- [Collected data]
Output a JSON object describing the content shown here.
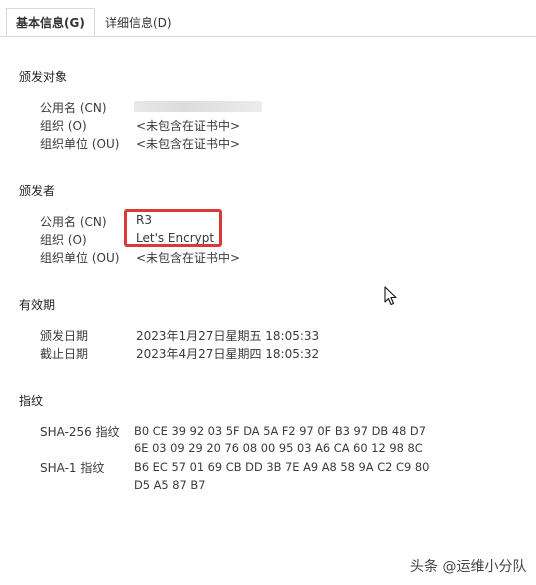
{
  "tabs": [
    {
      "label": "基本信息(G)",
      "active": true
    },
    {
      "label": "详细信息(D)",
      "active": false
    }
  ],
  "subject": {
    "heading": "颁发对象",
    "cn_label": "公用名 (CN)",
    "cn_value": "",
    "o_label": "组织 (O)",
    "o_value": "<未包含在证书中>",
    "ou_label": "组织单位 (OU)",
    "ou_value": "<未包含在证书中>"
  },
  "issuer": {
    "heading": "颁发者",
    "cn_label": "公用名 (CN)",
    "cn_value": "R3",
    "o_label": "组织 (O)",
    "o_value": "Let's Encrypt",
    "ou_label": "组织单位 (OU)",
    "ou_value": "<未包含在证书中>"
  },
  "validity": {
    "heading": "有效期",
    "issued_label": "颁发日期",
    "issued_value": "2023年1月27日星期五 18:05:33",
    "expires_label": "截止日期",
    "expires_value": "2023年4月27日星期四 18:05:32"
  },
  "fingerprints": {
    "heading": "指纹",
    "sha256_label": "SHA-256 指纹",
    "sha256_line1": "B0 CE 39 92 03 5F DA 5A F2 97 0F B3 97 DB 48 D7",
    "sha256_line2": "6E 03 09 29 20 76 08 00 95 03 A6 CA 60 12 98 8C",
    "sha1_label": "SHA-1 指纹",
    "sha1_line1": "B6 EC 57 01 69 CB DD 3B 7E A9 A8 58 9A C2 C9 80",
    "sha1_line2": "D5 A5 87 B7"
  },
  "watermark": "头条 @运维小分队",
  "colors": {
    "highlight": "#d83a3a",
    "tab_border": "#d9d9d9"
  }
}
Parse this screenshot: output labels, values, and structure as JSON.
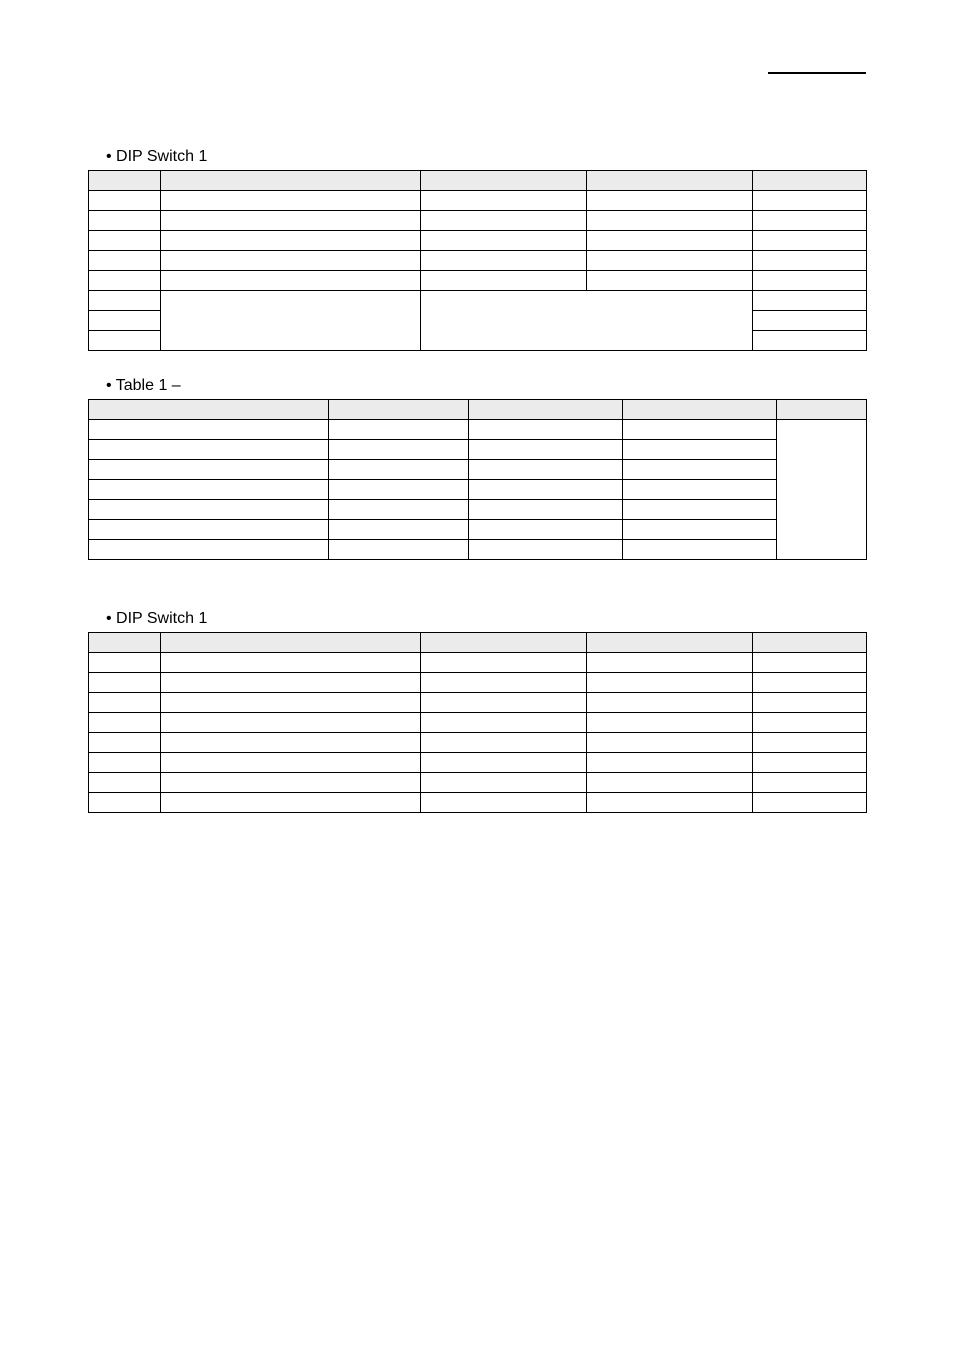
{
  "sections": {
    "s1": {
      "title": "• DIP Switch 1"
    },
    "s2": {
      "title": "• Table 1 –"
    },
    "s3": {
      "title": "• DIP Switch 1"
    }
  },
  "table_a1": {
    "header": [
      "",
      "",
      "",
      "",
      ""
    ],
    "rows": [
      [
        "",
        "",
        "",
        "",
        ""
      ],
      [
        "",
        "",
        "",
        "",
        ""
      ],
      [
        "",
        "",
        "",
        "",
        ""
      ],
      [
        "",
        "",
        "",
        "",
        ""
      ],
      [
        "",
        "",
        "",
        "",
        ""
      ]
    ],
    "merged": [
      {
        "c1": "",
        "c2": "",
        "c3": "",
        "c5": ""
      },
      {
        "c1": "",
        "c5": ""
      },
      {
        "c1": "",
        "c5": ""
      }
    ]
  },
  "table_b": {
    "header": [
      "",
      "",
      "",
      "",
      ""
    ],
    "rows": [
      {
        "cells": [
          "",
          "",
          "",
          ""
        ],
        "right_merged": ""
      },
      {
        "cells": [
          "",
          "",
          "",
          ""
        ]
      },
      {
        "cells": [
          "",
          "",
          "",
          ""
        ]
      },
      {
        "cells": [
          "",
          "",
          "",
          ""
        ]
      },
      {
        "cells": [
          "",
          "",
          "",
          ""
        ]
      },
      {
        "cells": [
          "",
          "",
          "",
          ""
        ]
      },
      {
        "cells": [
          "",
          "",
          "",
          ""
        ]
      }
    ]
  },
  "table_a2": {
    "header": [
      "",
      "",
      "",
      "",
      ""
    ],
    "rows": [
      [
        "",
        "",
        "",
        "",
        ""
      ],
      [
        "",
        "",
        "",
        "",
        ""
      ],
      [
        "",
        "",
        "",
        "",
        ""
      ],
      [
        "",
        "",
        "",
        "",
        ""
      ],
      [
        "",
        "",
        "",
        "",
        ""
      ],
      [
        "",
        "",
        "",
        "",
        ""
      ],
      [
        "",
        "",
        "",
        "",
        ""
      ],
      [
        "",
        "",
        "",
        "",
        ""
      ]
    ]
  }
}
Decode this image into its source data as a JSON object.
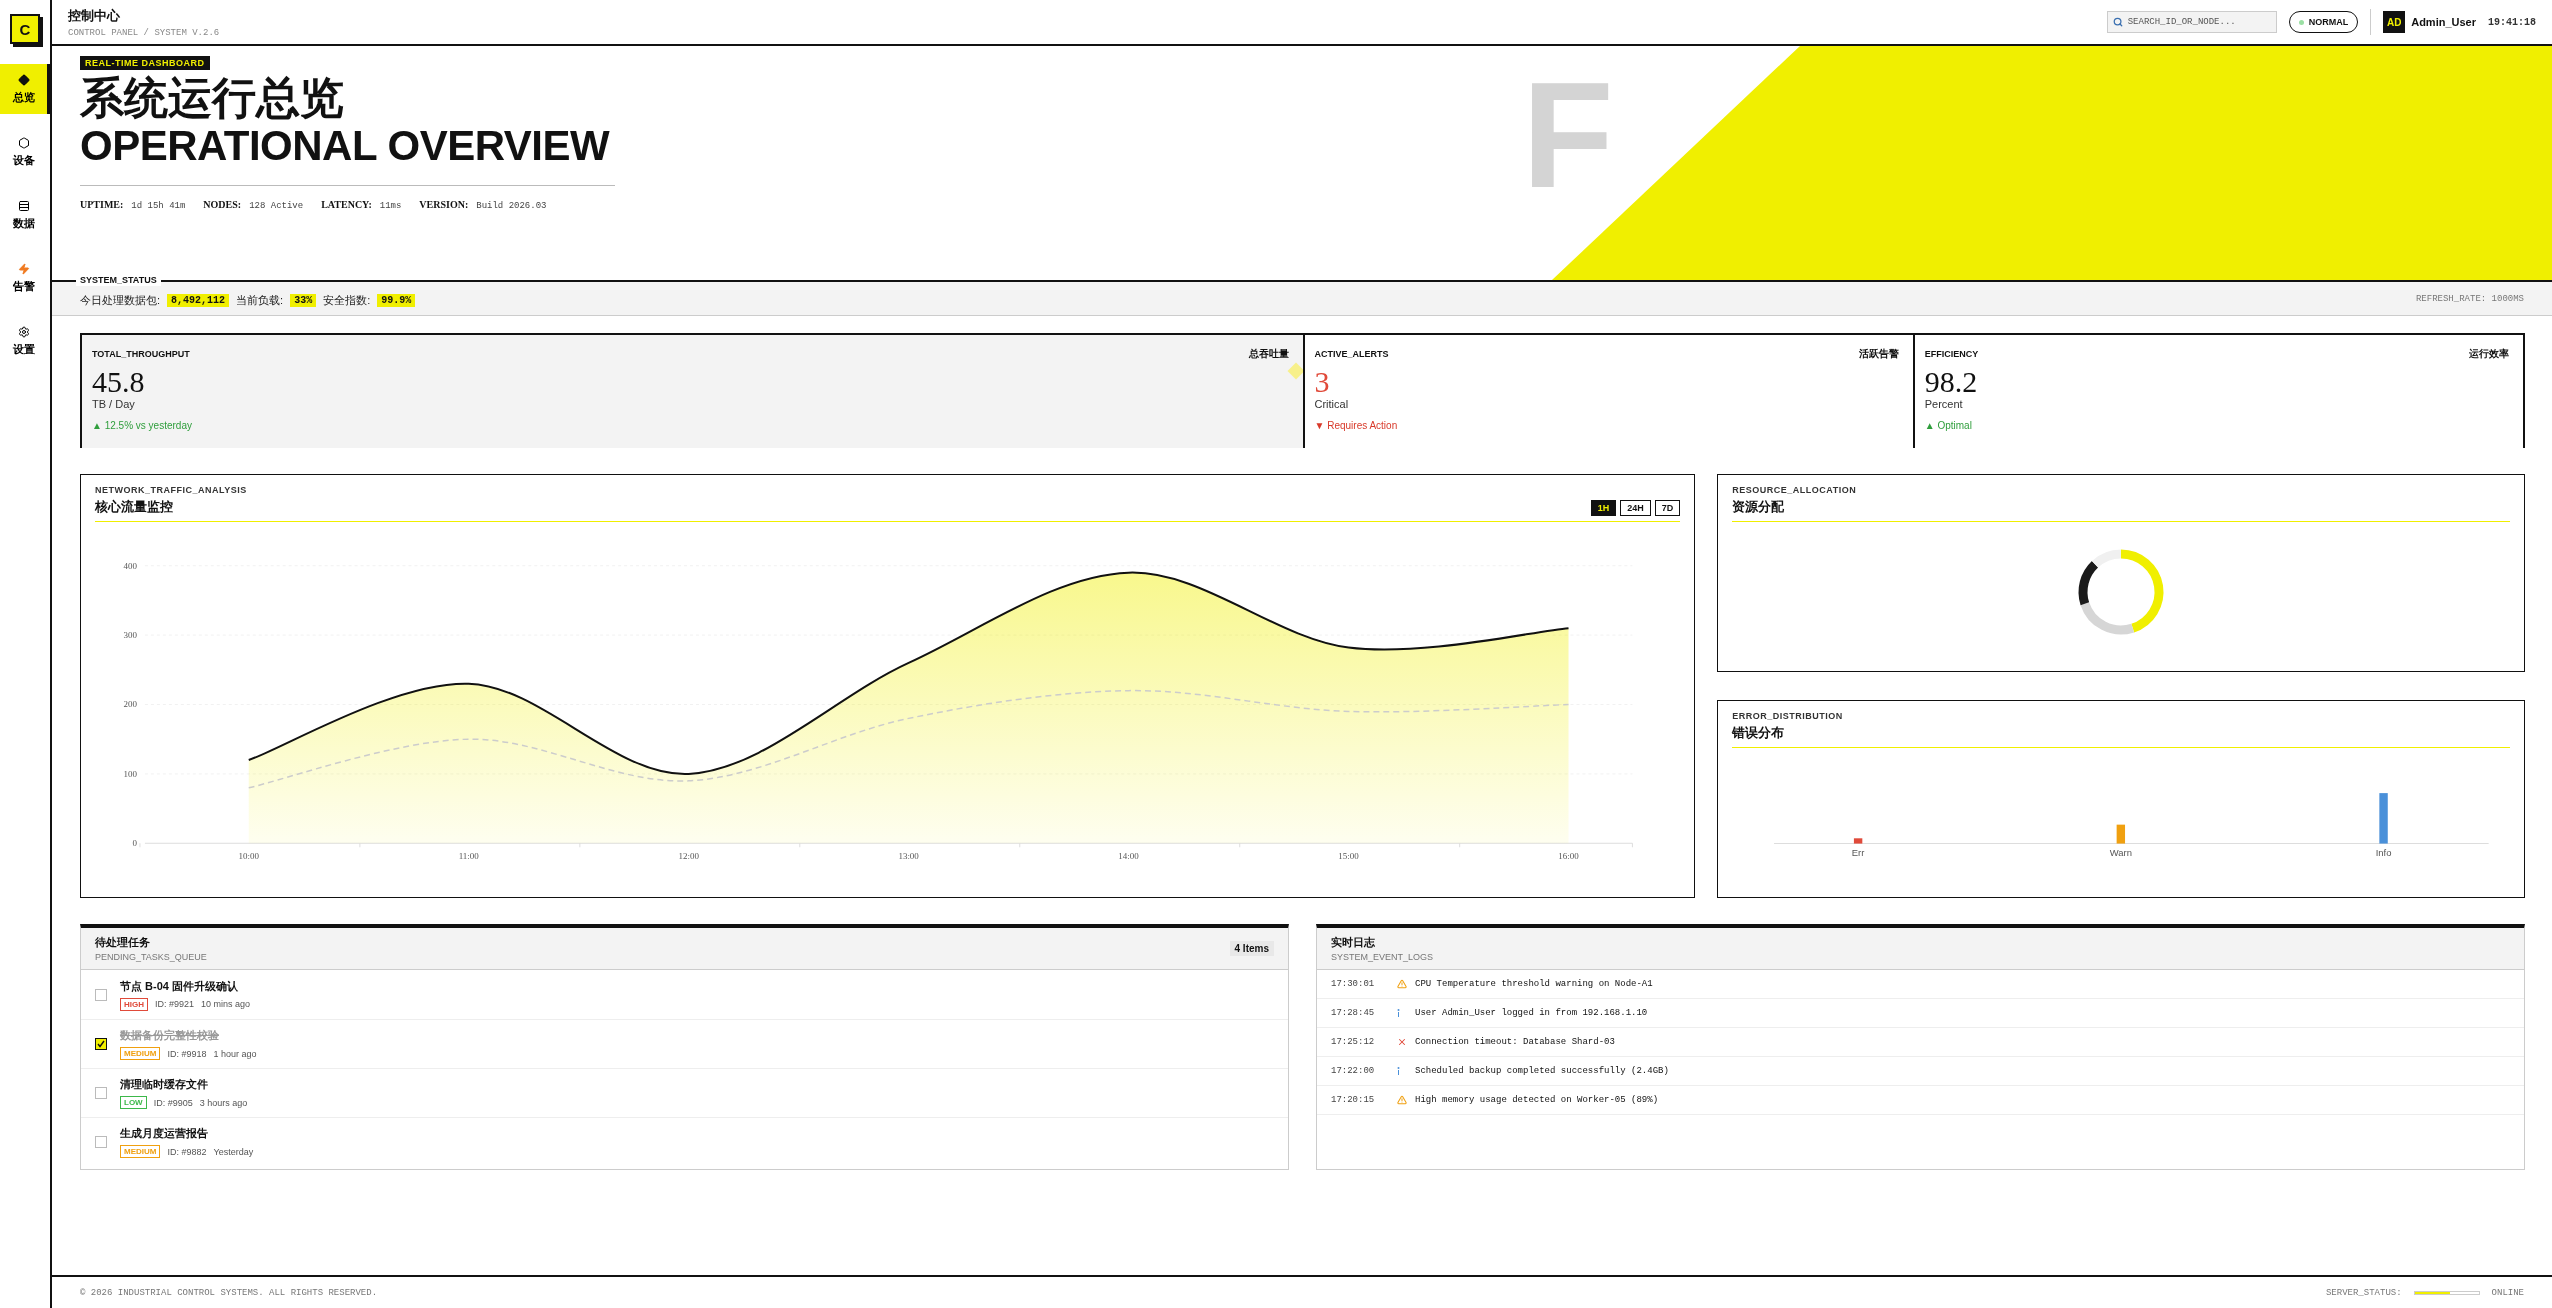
{
  "sidebar": {
    "logo": "C",
    "items": [
      {
        "label": "总览",
        "selected": true
      },
      {
        "label": "设备",
        "selected": false
      },
      {
        "label": "数据",
        "selected": false
      },
      {
        "label": "告警",
        "selected": false
      },
      {
        "label": "设置",
        "selected": false
      }
    ]
  },
  "header": {
    "title": "控制中心",
    "subtitle": "CONTROL PANEL / SYSTEM V.2.6",
    "search": {
      "placeholder": "SEARCH_ID_OR_NODE..."
    },
    "status": {
      "label": "NORMAL",
      "ok": true
    },
    "user": {
      "initials": "AD",
      "name": "Admin_User",
      "time": "19:41:18"
    }
  },
  "hero": {
    "badge": "REAL-TIME DASHBOARD",
    "title_cn": "系统运行总览",
    "title_en": "OPERATIONAL OVERVIEW",
    "backdrop_text": "F",
    "meta": [
      {
        "label": "UPTIME:",
        "value": "1d 15h 41m"
      },
      {
        "label": "NODES:",
        "value": "128 Active"
      },
      {
        "label": "LATENCY:",
        "value": "11ms"
      },
      {
        "label": "VERSION:",
        "value": "Build 2026.03"
      }
    ]
  },
  "status_bar": {
    "legend": "SYSTEM_STATUS",
    "items": [
      {
        "label": "今日处理数据包:",
        "value": "8,492,112"
      },
      {
        "label": "当前负载:",
        "value": "33%"
      },
      {
        "label": "安全指数:",
        "value": "99.9%"
      }
    ],
    "refresh": "REFRESH_RATE: 1000MS"
  },
  "cards": [
    {
      "title": "TOTAL_THROUGHPUT",
      "tag": "总吞吐量",
      "value": "45.8",
      "unit": "TB / Day",
      "positive": true,
      "note": "▲ 12.5% vs yesterday",
      "highlighted": true,
      "critical": false
    },
    {
      "title": "ACTIVE_ALERTS",
      "tag": "活跃告警",
      "value": "3",
      "unit": "Critical",
      "positive": false,
      "note": "▼ Requires Action",
      "highlighted": false,
      "critical": true
    },
    {
      "title": "EFFICIENCY",
      "tag": "运行效率",
      "value": "98.2",
      "unit": "Percent",
      "positive": true,
      "note": "▲ Optimal",
      "highlighted": false,
      "critical": false
    }
  ],
  "traffic_panel": {
    "eyebrow": "NETWORK_TRAFFIC_ANALYSIS",
    "title": "核心流量监控",
    "ranges": [
      {
        "label": "1H",
        "selected": true
      },
      {
        "label": "24H",
        "selected": false
      },
      {
        "label": "7D",
        "selected": false
      }
    ],
    "chart_data": {
      "type": "area",
      "grid": true,
      "x": [
        "10:00",
        "11:00",
        "12:00",
        "13:00",
        "14:00",
        "15:00",
        "16:00"
      ],
      "yticks": [
        0,
        100,
        200,
        300,
        400
      ],
      "ylim": [
        0,
        400
      ],
      "series": [
        {
          "color": "#111111",
          "line_style": "solid",
          "values": [
            120,
            230,
            100,
            260,
            390,
            282,
            310
          ]
        },
        {
          "type": "line",
          "color": "#cccccc",
          "line_style": "dashed",
          "values": [
            80,
            150,
            90,
            180,
            220,
            190,
            200
          ]
        }
      ]
    }
  },
  "resource_panel": {
    "eyebrow": "RESOURCE_ALLOCATION",
    "title": "资源分配"
  },
  "error_panel": {
    "eyebrow": "ERROR_DISTRIBUTION",
    "title": "错误分布",
    "categories": [
      {
        "label": "Err",
        "color": "#e04a3a"
      },
      {
        "label": "Warn",
        "color": "#f0a010"
      },
      {
        "label": "Info",
        "color": "#4a90d9"
      }
    ]
  },
  "tasks": {
    "title": "待处理任务",
    "subtitle": "PENDING_TASKS_QUEUE",
    "count": "4 Items",
    "items": [
      {
        "title": "节点 B-04 固件升级确认",
        "checked": false,
        "priority": {
          "label": "HIGH",
          "color": "#e04a3a"
        },
        "id": "ID: #9921",
        "time": "10 mins ago"
      },
      {
        "title": "数据备份完整性校验",
        "checked": true,
        "priority": {
          "label": "MEDIUM",
          "color": "#f0a010"
        },
        "id": "ID: #9918",
        "time": "1 hour ago"
      },
      {
        "title": "清理临时缓存文件",
        "checked": false,
        "priority": {
          "label": "LOW",
          "color": "#3cb84a"
        },
        "id": "ID: #9905",
        "time": "3 hours ago"
      },
      {
        "title": "生成月度运营报告",
        "checked": false,
        "priority": {
          "label": "MEDIUM",
          "color": "#f0a010"
        },
        "id": "ID: #9882",
        "time": "Yesterday"
      }
    ]
  },
  "logs": {
    "title": "实时日志",
    "subtitle": "SYSTEM_EVENT_LOGS",
    "entries": [
      {
        "time": "17:30:01",
        "kind": "warning",
        "message": "CPU Temperature threshold warning on Node-A1"
      },
      {
        "time": "17:28:45",
        "kind": "info",
        "message": "User Admin_User logged in from 192.168.1.10"
      },
      {
        "time": "17:25:12",
        "kind": "error",
        "message": "Connection timeout: Database Shard-03"
      },
      {
        "time": "17:22:00",
        "kind": "info",
        "message": "Scheduled backup completed successfully (2.4GB)"
      },
      {
        "time": "17:20:15",
        "kind": "warning",
        "message": "High memory usage detected on Worker-05 (89%)"
      }
    ]
  },
  "footer": {
    "copyright": "© 2026 INDUSTRIAL CONTROL SYSTEMS. ALL RIGHTS RESERVED.",
    "server_label": "SERVER_STATUS:",
    "server_status": {
      "level": 0.55
    },
    "server_state": "ONLINE"
  }
}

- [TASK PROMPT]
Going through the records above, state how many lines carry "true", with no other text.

- [ANSWER SPACE]
10